Working data: Begin
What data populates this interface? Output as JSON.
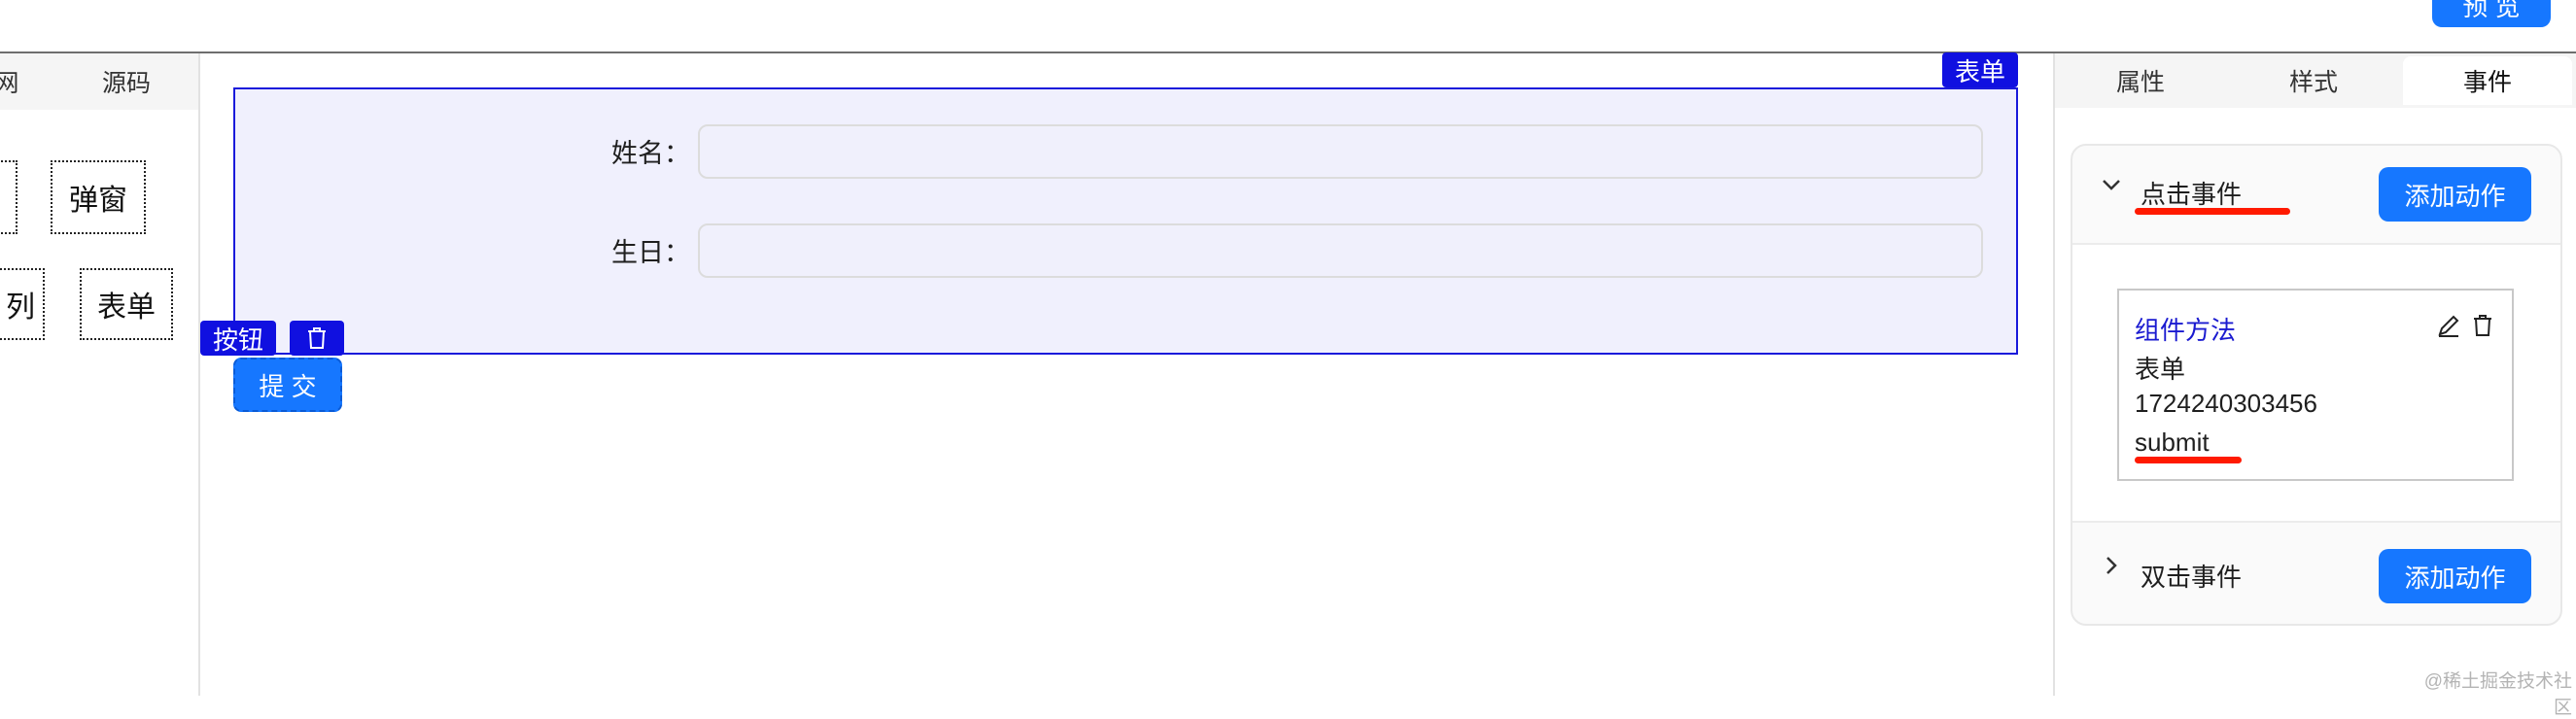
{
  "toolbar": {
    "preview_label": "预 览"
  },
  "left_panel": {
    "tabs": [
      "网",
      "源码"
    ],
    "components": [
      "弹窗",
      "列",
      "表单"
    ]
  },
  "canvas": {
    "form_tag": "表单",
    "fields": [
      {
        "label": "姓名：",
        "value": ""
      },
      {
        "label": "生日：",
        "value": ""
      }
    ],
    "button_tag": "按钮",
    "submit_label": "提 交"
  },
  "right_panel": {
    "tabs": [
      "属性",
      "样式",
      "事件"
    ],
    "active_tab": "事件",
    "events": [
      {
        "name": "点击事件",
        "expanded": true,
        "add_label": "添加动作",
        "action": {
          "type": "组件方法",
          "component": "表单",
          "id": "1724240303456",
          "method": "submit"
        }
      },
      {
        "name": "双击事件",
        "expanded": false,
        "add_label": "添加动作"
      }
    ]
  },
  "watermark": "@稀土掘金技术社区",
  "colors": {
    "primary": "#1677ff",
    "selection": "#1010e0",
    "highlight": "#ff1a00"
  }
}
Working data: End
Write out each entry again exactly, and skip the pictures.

* [Answer space]
What data populates this interface? Output as JSON.
{
  "toolbar": {
    "preview_label": "预 览"
  },
  "left_panel": {
    "tabs": [
      "网",
      "源码"
    ],
    "components": [
      "弹窗",
      "列",
      "表单"
    ]
  },
  "canvas": {
    "form_tag": "表单",
    "fields": [
      {
        "label": "姓名：",
        "value": ""
      },
      {
        "label": "生日：",
        "value": ""
      }
    ],
    "button_tag": "按钮",
    "submit_label": "提 交"
  },
  "right_panel": {
    "tabs": [
      "属性",
      "样式",
      "事件"
    ],
    "active_tab": "事件",
    "events": [
      {
        "name": "点击事件",
        "expanded": true,
        "add_label": "添加动作",
        "action": {
          "type": "组件方法",
          "component": "表单",
          "id": "1724240303456",
          "method": "submit"
        }
      },
      {
        "name": "双击事件",
        "expanded": false,
        "add_label": "添加动作"
      }
    ]
  },
  "watermark": "@稀土掘金技术社区",
  "colors": {
    "primary": "#1677ff",
    "selection": "#1010e0",
    "highlight": "#ff1a00"
  }
}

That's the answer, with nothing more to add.